Saved data entries:
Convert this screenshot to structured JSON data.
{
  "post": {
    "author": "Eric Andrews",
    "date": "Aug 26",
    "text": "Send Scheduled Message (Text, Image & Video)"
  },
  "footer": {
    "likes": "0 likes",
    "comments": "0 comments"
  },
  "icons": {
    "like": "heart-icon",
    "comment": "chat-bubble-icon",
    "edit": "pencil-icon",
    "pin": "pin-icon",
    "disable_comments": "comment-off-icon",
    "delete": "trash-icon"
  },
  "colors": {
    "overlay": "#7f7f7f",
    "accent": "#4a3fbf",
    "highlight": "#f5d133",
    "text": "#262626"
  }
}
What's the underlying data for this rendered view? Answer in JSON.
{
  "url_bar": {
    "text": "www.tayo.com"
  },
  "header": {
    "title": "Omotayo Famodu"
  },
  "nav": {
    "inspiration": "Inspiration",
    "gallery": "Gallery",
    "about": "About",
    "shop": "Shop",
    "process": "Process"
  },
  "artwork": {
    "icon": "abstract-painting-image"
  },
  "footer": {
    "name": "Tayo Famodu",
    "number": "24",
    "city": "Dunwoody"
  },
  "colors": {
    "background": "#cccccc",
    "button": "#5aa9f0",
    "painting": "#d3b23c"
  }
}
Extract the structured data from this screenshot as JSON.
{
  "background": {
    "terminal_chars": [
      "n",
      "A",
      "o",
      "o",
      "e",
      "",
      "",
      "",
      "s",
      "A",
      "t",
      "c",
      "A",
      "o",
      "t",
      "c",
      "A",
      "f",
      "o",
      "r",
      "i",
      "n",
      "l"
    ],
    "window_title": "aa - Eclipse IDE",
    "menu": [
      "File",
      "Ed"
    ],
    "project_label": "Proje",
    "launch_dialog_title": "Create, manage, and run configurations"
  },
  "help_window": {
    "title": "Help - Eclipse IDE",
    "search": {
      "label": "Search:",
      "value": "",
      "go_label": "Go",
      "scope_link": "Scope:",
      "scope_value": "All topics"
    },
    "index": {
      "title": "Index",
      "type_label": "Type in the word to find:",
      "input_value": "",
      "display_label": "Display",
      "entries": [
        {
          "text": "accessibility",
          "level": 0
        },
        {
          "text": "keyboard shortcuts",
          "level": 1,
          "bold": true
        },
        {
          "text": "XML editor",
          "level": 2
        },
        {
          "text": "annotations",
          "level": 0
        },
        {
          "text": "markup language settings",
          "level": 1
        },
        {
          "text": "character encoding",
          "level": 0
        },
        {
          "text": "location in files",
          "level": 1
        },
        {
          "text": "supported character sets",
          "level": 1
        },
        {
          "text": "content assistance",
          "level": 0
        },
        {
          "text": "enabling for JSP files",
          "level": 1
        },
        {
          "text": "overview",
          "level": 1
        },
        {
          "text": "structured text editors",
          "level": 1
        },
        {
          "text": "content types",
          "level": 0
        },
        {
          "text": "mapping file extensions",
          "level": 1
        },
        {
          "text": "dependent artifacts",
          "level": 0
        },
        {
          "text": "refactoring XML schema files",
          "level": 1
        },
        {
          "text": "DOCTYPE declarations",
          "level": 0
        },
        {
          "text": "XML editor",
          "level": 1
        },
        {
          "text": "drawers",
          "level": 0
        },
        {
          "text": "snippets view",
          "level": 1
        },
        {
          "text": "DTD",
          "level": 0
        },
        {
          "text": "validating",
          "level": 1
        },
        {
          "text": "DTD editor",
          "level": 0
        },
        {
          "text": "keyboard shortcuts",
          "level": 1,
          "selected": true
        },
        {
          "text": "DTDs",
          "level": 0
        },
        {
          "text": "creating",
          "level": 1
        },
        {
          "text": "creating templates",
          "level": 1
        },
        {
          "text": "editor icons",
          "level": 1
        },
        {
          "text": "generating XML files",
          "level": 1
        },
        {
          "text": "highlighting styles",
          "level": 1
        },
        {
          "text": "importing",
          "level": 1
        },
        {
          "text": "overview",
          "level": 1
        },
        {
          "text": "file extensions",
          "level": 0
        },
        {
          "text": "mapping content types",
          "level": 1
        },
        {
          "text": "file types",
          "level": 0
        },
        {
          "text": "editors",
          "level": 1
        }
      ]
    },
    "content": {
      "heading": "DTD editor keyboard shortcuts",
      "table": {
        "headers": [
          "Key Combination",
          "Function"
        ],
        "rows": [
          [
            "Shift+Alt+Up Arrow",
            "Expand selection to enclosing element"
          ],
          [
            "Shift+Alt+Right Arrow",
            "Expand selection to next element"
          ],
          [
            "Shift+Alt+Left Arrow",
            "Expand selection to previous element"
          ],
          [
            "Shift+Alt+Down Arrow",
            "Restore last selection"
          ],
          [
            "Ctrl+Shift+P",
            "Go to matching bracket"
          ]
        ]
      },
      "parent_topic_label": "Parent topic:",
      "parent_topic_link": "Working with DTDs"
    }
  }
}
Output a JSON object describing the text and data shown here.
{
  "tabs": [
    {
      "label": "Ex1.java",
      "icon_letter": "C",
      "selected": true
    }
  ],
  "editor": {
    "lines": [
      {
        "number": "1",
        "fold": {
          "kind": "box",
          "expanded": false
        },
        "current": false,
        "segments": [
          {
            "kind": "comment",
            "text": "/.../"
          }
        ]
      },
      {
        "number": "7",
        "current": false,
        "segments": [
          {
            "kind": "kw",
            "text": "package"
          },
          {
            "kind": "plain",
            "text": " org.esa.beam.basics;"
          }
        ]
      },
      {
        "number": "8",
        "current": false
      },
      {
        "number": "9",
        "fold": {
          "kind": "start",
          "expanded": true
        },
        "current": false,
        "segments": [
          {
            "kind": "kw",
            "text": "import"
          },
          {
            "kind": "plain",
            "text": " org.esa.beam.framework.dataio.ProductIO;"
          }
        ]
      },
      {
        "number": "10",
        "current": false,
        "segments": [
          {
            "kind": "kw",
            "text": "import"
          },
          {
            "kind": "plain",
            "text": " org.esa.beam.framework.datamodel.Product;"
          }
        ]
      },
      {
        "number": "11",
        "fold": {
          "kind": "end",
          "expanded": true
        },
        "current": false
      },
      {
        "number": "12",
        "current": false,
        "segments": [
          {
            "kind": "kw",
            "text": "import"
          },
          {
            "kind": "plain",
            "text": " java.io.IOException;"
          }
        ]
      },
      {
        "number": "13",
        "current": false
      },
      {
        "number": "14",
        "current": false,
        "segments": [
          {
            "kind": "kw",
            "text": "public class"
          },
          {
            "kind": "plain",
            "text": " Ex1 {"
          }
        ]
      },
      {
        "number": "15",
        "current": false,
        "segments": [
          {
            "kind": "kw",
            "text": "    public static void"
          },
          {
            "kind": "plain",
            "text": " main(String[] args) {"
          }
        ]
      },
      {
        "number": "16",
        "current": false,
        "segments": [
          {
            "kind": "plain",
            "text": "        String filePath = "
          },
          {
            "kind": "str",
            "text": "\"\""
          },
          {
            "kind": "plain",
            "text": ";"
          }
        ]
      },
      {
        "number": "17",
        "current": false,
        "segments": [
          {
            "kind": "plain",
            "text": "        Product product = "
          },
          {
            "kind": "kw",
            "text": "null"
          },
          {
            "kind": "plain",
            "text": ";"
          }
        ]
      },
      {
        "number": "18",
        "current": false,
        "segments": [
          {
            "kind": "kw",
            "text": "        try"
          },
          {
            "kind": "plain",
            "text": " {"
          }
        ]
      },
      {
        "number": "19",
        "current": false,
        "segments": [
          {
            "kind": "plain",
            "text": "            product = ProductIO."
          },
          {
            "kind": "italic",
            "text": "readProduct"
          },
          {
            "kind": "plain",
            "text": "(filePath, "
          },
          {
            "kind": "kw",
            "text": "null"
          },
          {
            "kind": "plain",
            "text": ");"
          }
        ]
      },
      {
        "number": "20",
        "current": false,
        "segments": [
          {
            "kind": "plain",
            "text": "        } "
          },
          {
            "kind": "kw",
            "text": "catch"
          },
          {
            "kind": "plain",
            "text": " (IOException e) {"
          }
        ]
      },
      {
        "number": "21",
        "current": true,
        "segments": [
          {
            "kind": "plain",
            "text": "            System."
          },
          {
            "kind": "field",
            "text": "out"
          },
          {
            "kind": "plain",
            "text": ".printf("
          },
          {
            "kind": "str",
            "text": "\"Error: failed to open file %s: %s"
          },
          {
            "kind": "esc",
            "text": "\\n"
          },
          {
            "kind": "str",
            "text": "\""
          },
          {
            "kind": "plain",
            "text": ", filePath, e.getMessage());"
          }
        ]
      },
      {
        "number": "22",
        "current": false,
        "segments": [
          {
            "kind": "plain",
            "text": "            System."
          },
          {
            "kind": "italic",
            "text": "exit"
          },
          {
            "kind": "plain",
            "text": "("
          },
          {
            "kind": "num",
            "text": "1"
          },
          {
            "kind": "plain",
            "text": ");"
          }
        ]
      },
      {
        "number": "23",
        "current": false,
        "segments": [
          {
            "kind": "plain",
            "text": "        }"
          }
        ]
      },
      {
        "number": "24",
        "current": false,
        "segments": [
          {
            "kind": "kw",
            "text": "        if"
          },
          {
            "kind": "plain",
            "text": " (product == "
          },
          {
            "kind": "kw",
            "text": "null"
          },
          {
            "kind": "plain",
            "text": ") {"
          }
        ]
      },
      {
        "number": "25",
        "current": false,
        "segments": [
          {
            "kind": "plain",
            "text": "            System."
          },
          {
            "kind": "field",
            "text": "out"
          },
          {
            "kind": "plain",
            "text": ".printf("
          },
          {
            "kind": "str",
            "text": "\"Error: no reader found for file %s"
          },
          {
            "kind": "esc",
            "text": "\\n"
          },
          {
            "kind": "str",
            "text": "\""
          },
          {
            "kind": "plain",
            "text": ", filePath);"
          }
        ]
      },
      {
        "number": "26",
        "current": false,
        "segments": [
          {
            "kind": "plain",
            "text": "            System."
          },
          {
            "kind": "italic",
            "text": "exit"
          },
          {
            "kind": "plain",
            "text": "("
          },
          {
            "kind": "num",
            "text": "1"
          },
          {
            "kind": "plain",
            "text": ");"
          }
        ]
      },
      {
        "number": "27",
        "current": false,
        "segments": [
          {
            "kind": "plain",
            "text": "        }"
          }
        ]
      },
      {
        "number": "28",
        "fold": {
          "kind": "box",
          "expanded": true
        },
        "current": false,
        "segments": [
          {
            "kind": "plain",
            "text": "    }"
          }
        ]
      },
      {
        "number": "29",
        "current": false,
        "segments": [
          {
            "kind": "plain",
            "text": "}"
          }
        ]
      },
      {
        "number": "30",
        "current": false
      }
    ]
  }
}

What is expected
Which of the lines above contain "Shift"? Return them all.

Result below
            "Shift+Alt+Up Arrow",
            "Shift+Alt+Right Arrow",
            "Shift+Alt+Left Arrow",
            "Shift+Alt+Down Arrow",
            "Ctrl+Shift+P",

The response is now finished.